Quincy, 3 May, 1816.
Yours of April 8th has long since been received.
Would you agree to live your eighty years over again?
Aye, and sans phrase.
Would you agree to live your eighty years over again for ever?
I once heard our acquaintance, Chew, of Philadelphia, say, he should like to go back to twenty-five, to all eternity. But I own my soul would start and shrink back on itself at the prospect of an endless succession of boules de savon, almost as much as at the certainty of annihilation. For what is human life? I can speak only for one. I have had more comfort than distress, more pleasure than pain, ten to one; nay, if you please, a hundred to one. A pretty large dose, however, of distress and pain. But, after all, what is human life? A vapor, a fog, a dew, a cloud, a blossom, a flower, a rose, a blade of grass, a glass bubble, a tale told by an idiot, a boule de savon, vanity of vanities, an eternal succession of which would terrify me almost as much as annihilation.
Would you prefer to live over again rather than accept the offer of a better life in a future state?
Would you live again, rather than change for the worse in a future state, for the sake of trying something new?
Would you live over again once or forever rather than run the risk of annihilation, or of a better or worse state at or after death?
Most certainly I would not.
How valiant you are!
Aye, at this moment and at all other moments of my life that I can recollect; but who can tell what will become of his bravery, when his flesh and his philosophy were not sufficient to support him in his last hours. D’Alembert said, Happy are they who have courage, but I have none. Voltaire, the greatest genius of them all, behaved like the greatest coward of them all, at his death, as he had like the wisest fool of them all in his lifetime. Hume awkwardly affects to sport away all sober thoughts. Who can answer for his last feelings and reflections, especially as the priests are in possession of the custom of making the great engines of their craft, procul este profani.
How shall we, how can we, estimate the value of human life?
I know not; I cannot weigh sensations and reflections, pleasures and pains, hopes and fears in money scales. But I can tell you how I have heard it estimated by some philosophers. One of my old friends and clients, a mandamus counsellor against his will, a man of letters and virtues, without one vice that I ever knew or suspected, except garrulity, William Vassal, asserted to me, and strenuously maintained, that pleasure is no compensation for pain. A hundred years of the keenest delights of human life, could not atone for one hour of bilious colic that he had felt. The sublimity of this philosophy my dull genius could not reach. I was willing to state a fair account between pleasure and pain, and give credit for the balance, which I found very great in my favor. Another philosopher who, as we say, believed nothing, ridiculed the notion of a future state. One of the company asked, “Why are you an enemy to a future state?

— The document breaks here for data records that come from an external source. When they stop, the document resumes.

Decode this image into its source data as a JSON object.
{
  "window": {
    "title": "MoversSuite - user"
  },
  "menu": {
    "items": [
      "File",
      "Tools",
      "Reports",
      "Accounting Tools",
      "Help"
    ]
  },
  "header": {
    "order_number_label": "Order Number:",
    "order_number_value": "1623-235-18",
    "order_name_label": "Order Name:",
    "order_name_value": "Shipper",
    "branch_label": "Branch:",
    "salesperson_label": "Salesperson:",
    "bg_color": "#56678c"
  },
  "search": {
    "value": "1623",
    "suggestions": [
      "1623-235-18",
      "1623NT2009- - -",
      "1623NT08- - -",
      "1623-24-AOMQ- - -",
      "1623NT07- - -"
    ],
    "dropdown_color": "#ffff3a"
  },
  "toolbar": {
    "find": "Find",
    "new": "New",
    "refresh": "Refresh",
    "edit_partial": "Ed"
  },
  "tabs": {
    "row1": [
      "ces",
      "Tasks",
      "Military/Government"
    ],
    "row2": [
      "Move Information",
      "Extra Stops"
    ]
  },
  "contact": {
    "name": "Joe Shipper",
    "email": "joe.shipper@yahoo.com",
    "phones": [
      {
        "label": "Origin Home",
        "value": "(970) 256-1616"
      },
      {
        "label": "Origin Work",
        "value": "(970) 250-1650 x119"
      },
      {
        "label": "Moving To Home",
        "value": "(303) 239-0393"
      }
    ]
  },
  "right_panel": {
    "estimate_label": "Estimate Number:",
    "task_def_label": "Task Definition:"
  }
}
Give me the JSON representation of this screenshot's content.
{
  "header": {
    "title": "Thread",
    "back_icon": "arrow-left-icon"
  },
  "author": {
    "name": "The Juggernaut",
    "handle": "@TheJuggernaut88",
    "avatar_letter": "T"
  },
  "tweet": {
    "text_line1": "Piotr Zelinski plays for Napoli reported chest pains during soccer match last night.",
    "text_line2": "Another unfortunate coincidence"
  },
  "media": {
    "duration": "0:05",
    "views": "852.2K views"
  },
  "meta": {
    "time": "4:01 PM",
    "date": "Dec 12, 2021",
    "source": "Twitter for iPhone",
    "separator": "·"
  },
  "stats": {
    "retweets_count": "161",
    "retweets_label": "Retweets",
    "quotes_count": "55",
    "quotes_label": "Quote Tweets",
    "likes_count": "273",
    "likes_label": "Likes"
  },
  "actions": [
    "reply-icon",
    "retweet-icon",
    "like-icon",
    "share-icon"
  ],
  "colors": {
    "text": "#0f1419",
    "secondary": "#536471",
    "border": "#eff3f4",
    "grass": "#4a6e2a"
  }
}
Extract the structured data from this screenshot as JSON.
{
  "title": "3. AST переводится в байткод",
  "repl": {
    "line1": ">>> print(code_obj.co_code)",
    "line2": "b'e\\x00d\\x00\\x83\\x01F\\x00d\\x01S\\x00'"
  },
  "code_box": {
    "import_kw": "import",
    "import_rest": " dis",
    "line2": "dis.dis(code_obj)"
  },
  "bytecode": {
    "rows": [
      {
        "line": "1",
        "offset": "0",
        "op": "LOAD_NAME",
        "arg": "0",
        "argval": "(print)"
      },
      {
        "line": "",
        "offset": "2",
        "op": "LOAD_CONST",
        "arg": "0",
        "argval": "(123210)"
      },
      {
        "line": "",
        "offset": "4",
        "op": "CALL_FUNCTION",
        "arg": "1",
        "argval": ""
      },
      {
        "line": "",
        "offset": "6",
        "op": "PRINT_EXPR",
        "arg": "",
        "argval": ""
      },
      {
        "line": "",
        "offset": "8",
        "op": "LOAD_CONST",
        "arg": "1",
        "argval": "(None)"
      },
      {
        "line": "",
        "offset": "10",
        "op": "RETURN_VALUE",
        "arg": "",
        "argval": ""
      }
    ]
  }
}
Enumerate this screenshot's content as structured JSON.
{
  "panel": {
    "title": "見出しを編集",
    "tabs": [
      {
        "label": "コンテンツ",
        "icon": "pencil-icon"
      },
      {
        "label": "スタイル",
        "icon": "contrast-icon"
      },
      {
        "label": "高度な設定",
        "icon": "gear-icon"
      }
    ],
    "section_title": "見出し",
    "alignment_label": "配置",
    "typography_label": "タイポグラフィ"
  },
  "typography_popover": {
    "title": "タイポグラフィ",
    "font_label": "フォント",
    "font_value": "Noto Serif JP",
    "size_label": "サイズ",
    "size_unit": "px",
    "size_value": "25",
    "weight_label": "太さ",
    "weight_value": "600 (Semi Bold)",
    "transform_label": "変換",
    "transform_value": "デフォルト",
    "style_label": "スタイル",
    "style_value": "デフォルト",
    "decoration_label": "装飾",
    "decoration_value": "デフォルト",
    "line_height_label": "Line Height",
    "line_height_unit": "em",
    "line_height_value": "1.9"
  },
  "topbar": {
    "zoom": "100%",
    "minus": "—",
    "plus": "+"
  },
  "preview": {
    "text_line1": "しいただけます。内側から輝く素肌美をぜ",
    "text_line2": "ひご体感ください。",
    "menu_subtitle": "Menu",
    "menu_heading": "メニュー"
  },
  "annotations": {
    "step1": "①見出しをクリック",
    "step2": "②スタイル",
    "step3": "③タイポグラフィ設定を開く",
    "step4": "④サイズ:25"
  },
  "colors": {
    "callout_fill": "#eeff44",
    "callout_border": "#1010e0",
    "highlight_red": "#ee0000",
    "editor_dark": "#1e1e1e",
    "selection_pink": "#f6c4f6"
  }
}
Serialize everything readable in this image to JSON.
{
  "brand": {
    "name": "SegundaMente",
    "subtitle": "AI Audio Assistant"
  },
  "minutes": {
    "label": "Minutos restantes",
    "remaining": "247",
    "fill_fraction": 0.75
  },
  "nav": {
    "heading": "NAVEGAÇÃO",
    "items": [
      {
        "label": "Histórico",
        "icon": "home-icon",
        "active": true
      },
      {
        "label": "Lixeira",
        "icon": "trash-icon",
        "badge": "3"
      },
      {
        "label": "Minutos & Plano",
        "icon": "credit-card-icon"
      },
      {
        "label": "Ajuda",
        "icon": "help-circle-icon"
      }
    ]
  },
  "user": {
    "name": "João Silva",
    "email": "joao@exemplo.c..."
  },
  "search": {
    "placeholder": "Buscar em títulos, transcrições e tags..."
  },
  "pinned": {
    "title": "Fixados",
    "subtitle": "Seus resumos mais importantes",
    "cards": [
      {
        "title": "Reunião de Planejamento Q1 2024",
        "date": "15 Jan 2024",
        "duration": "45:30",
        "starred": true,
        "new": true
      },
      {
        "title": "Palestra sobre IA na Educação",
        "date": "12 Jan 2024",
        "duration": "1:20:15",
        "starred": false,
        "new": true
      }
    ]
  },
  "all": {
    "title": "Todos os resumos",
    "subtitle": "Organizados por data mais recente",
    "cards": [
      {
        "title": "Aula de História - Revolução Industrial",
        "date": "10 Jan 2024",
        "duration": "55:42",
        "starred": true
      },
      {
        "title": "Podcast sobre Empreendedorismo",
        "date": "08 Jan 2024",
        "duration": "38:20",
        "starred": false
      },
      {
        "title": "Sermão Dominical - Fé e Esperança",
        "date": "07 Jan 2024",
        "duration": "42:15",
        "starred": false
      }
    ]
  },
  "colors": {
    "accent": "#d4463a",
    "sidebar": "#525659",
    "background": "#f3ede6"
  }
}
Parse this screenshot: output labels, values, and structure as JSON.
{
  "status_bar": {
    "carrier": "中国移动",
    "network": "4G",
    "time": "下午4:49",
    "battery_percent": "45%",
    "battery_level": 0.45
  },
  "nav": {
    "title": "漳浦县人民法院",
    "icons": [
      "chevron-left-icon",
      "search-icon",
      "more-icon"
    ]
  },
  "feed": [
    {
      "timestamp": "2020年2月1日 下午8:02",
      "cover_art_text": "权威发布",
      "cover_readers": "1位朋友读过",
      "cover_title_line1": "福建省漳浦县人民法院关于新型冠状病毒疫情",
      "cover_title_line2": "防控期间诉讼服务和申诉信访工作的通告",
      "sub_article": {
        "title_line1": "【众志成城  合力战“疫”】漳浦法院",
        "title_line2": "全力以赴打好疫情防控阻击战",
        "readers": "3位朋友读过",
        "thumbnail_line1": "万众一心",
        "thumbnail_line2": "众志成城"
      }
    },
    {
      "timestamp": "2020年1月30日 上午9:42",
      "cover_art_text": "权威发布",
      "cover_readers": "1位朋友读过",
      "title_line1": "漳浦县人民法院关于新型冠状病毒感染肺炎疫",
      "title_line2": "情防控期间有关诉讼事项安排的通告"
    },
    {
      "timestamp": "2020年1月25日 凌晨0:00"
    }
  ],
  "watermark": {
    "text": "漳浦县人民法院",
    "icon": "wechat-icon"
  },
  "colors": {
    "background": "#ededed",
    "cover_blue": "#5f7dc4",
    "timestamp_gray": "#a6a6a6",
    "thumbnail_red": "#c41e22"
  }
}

Are you wearied of life? Do you detest existence?” “Weary of life! Detest existence!” said the philosopher, “no, I love life so well and am so attached to existence, that to be sure of immortality, I would consent to be pitched about with forks by the devils among flames of fire and brimstone to all eternity.” I find no resources in my courage for this exalted philosophy. I would rather be blotted out. Il faut trancher le mot. What is there in life to attach us to it, but the hope of a future and a better? It is a cracker, a bouquet, a firework, at best.
I admire your navigation, and should like to sail with you either in your bark or in my own, alongside with yours. Hope, with her gay ensigns displayed at the prow; fear, with her hobgoblins behind the stern. Hope remains. What pleasure? I mean, take away fear, and what pain remains? Ninety-nine hundredths of the pleasures and pains of life are nothing but hopes and fears. All nations known in history or in travels have hoped, believed, and expected a future and a better state. The Maker of the universe, the cause of all things, whether we call it fate, or chance, or God, has inspired this hope. If it is a fraud, we shall never know it; we shall never resent the imposition, be grateful for the illusion, nor grieve for the disappointment; we shall be no more.
Credant Grimm, Diderot, Buffon, La Lande, Condorcet, D’Holbach, Frederic, Catherine, non ego. Arrogant as it may be, I shall take the liberty to pronounce them all ideologians. Yet I would not persecute a hair of their heads; the world is wide enough for them and me.
Suppose the cause of the universe should reveal to all mankind at once a certainty, that they must all die within a century, and that death is an eternal extinction of all living powers, of all sensation and reflection. What would be the effect? Would there be one man, woman, or child existing on this globe twenty years hence? Would every human being be a Madame Deffand, Voltaire’s “aveugle clairvoyante,” all her lifetime regretting her existence, bewailing that she had ever been born; grieving that she had ever been dragged without her consent into being? Who would bear the gout, the stone, the colic, for the sake of a boule de savon, when a pistol, a cord, a pond, a phial of laudanum, was at hand? What would men say to their Maker? Would they thank him? No; they would reproach him, they would curse him to his face.
Voilà, a sillier letter than my last! For a wonder, I have filled a sheet, and a greater wonder, I have read fifteen volumes of Grimm. Digito compesce labellum. I hope to write you more upon this and other topics of your letter. I have read also a history of the Jesuits, in four volumes. Can you tell me the author, or any thing of this work?